↓↓↓
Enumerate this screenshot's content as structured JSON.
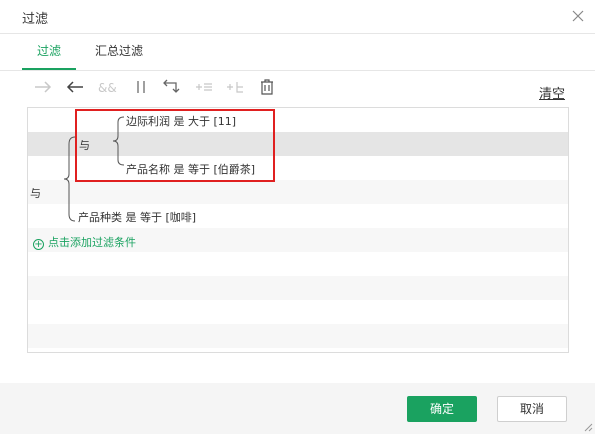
{
  "dialog": {
    "title": "过滤",
    "close_icon": "close-icon"
  },
  "tabs": [
    {
      "label": "过滤",
      "active": true
    },
    {
      "label": "汇总过滤",
      "active": false
    }
  ],
  "toolbar": {
    "icons": [
      "indent-right-icon",
      "indent-left-icon",
      "and-icon",
      "or-icon",
      "swap-icon",
      "add-condition-icon",
      "add-sub-condition-icon",
      "delete-icon"
    ],
    "clear_label": "清空"
  },
  "filter_tree": {
    "outer_logic": "与",
    "inner_logic": "与",
    "conditions": [
      {
        "text": "边际利润 是 大于 [11]"
      },
      {
        "text": "产品名称 是 等于 [伯爵茶]"
      },
      {
        "text": "产品种类 是 等于 [咖啡]"
      }
    ],
    "add_label": "点击添加过滤条件"
  },
  "footer": {
    "ok_label": "确定",
    "cancel_label": "取消"
  },
  "colors": {
    "accent": "#1aa260",
    "highlight": "#e02020"
  }
}
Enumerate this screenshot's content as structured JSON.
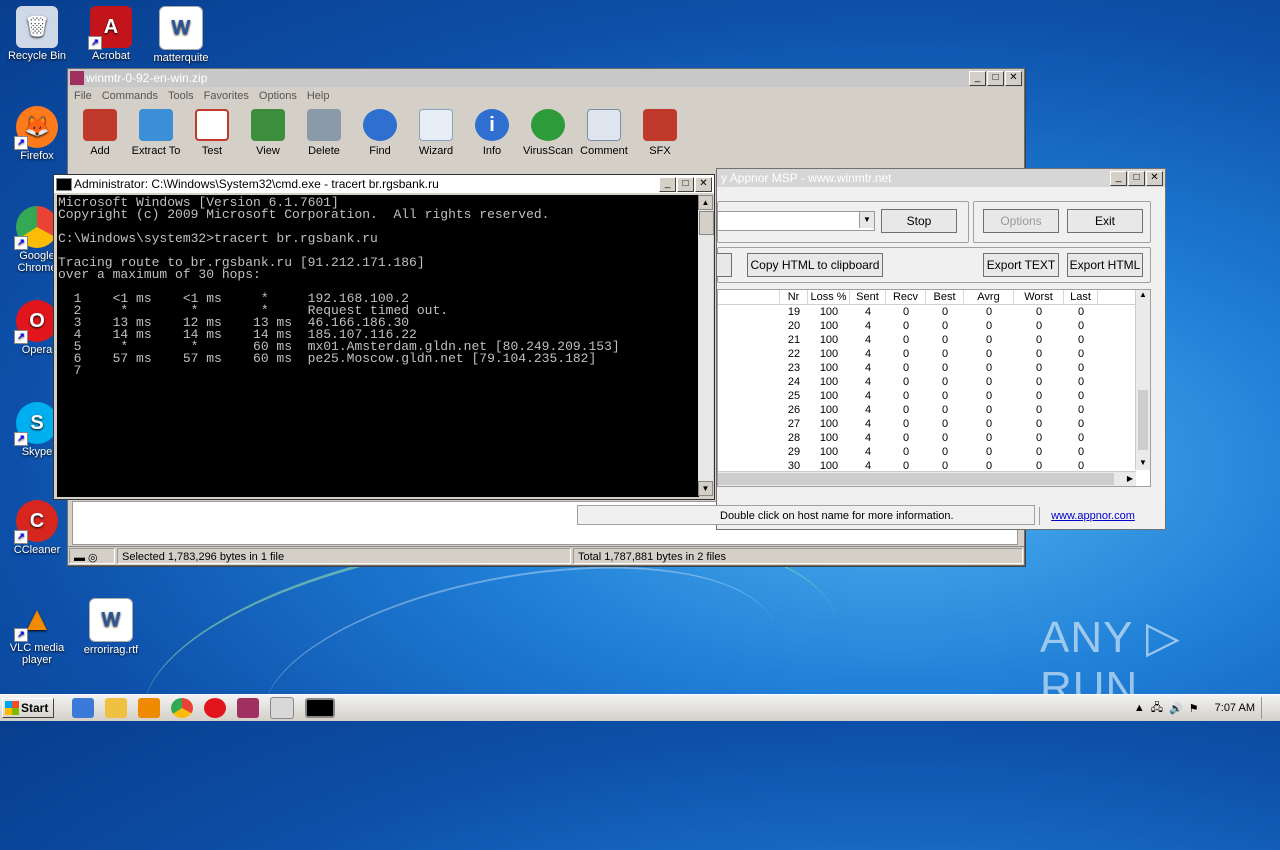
{
  "desktop": {
    "icons": [
      {
        "label": "Recycle Bin",
        "color": "#cfd8e6"
      },
      {
        "label": "Acrobat",
        "color": "#c4141b"
      },
      {
        "label": "matterquite",
        "color": "#2b5797"
      },
      {
        "label": "Firefox",
        "color": "#ff7a1a"
      },
      {
        "label": "Google Chrome",
        "color": "#34a853"
      },
      {
        "label": "Opera",
        "color": "#e0161c"
      },
      {
        "label": "Skype",
        "color": "#00aff0"
      },
      {
        "label": "CCleaner",
        "color": "#d7261e"
      },
      {
        "label": "VLC media player",
        "color": "#f08a00"
      },
      {
        "label": "errorirag.rtf",
        "color": "#2b5797"
      }
    ]
  },
  "winrar": {
    "title": "winmtr-0-92-en-win.zip",
    "menu": [
      "File",
      "Commands",
      "Tools",
      "Favorites",
      "Options",
      "Help"
    ],
    "tools": [
      {
        "label": "Add",
        "color": "#c0392b"
      },
      {
        "label": "Extract To",
        "color": "#3a8fd6"
      },
      {
        "label": "Test",
        "color": "#c0392b"
      },
      {
        "label": "View",
        "color": "#3c8d3c"
      },
      {
        "label": "Delete",
        "color": "#8a9aa8"
      },
      {
        "label": "Find",
        "color": "#2f6fd0"
      },
      {
        "label": "Wizard",
        "color": "#8aa0c0"
      },
      {
        "label": "Info",
        "color": "#2f6fd0"
      },
      {
        "label": "VirusScan",
        "color": "#2e9b3a"
      },
      {
        "label": "Comment",
        "color": "#7a8fa8"
      },
      {
        "label": "SFX",
        "color": "#c0392b"
      }
    ],
    "status_left": "Selected 1,783,296 bytes in 1 file",
    "status_right": "Total 1,787,881 bytes in 2 files"
  },
  "cmd": {
    "title": "Administrator: C:\\Windows\\System32\\cmd.exe - tracert  br.rgsbank.ru",
    "lines": [
      "Microsoft Windows [Version 6.1.7601]",
      "Copyright (c) 2009 Microsoft Corporation.  All rights reserved.",
      "",
      "C:\\Windows\\system32>tracert br.rgsbank.ru",
      "",
      "Tracing route to br.rgsbank.ru [91.212.171.186]",
      "over a maximum of 30 hops:",
      "",
      "  1    <1 ms    <1 ms     *     192.168.100.2",
      "  2     *        *        *     Request timed out.",
      "  3    13 ms    12 ms    13 ms  46.166.186.30",
      "  4    14 ms    14 ms    14 ms  185.107.116.22",
      "  5     *        *       60 ms  mx01.Amsterdam.gldn.net [80.249.209.153]",
      "  6    57 ms    57 ms    60 ms  pe25.Moscow.gldn.net [79.104.235.182]",
      "  7"
    ]
  },
  "winmtr": {
    "title": "y Appnor MSP - www.winmtr.net",
    "stop": "Stop",
    "options": "Options",
    "exit": "Exit",
    "copy_html": "Copy HTML to clipboard",
    "export_text": "Export TEXT",
    "export_html": "Export HTML",
    "columns": [
      "Nr",
      "Loss %",
      "Sent",
      "Recv",
      "Best",
      "Avrg",
      "Worst",
      "Last"
    ],
    "rows": [
      [
        "19",
        "100",
        "4",
        "0",
        "0",
        "0",
        "0",
        "0"
      ],
      [
        "20",
        "100",
        "4",
        "0",
        "0",
        "0",
        "0",
        "0"
      ],
      [
        "21",
        "100",
        "4",
        "0",
        "0",
        "0",
        "0",
        "0"
      ],
      [
        "22",
        "100",
        "4",
        "0",
        "0",
        "0",
        "0",
        "0"
      ],
      [
        "23",
        "100",
        "4",
        "0",
        "0",
        "0",
        "0",
        "0"
      ],
      [
        "24",
        "100",
        "4",
        "0",
        "0",
        "0",
        "0",
        "0"
      ],
      [
        "25",
        "100",
        "4",
        "0",
        "0",
        "0",
        "0",
        "0"
      ],
      [
        "26",
        "100",
        "4",
        "0",
        "0",
        "0",
        "0",
        "0"
      ],
      [
        "27",
        "100",
        "4",
        "0",
        "0",
        "0",
        "0",
        "0"
      ],
      [
        "28",
        "100",
        "4",
        "0",
        "0",
        "0",
        "0",
        "0"
      ],
      [
        "29",
        "100",
        "4",
        "0",
        "0",
        "0",
        "0",
        "0"
      ],
      [
        "30",
        "100",
        "4",
        "0",
        "0",
        "0",
        "0",
        "0"
      ]
    ],
    "status": "Double click on host name for more information.",
    "link": "www.appnor.com"
  },
  "taskbar": {
    "start": "Start",
    "clock": "7:07 AM"
  },
  "watermark": "ANY ▷ RUN"
}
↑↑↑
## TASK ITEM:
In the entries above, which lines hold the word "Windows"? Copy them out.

## YOUR RESPONSE:
    "title": "Administrator: C:\\Windows\\System32\\cmd.exe - tracert  br.rgsbank.ru",
      "Microsoft Windows [Version 6.1.7601]",
      "C:\\Windows\\system32>tracert br.rgsbank.ru",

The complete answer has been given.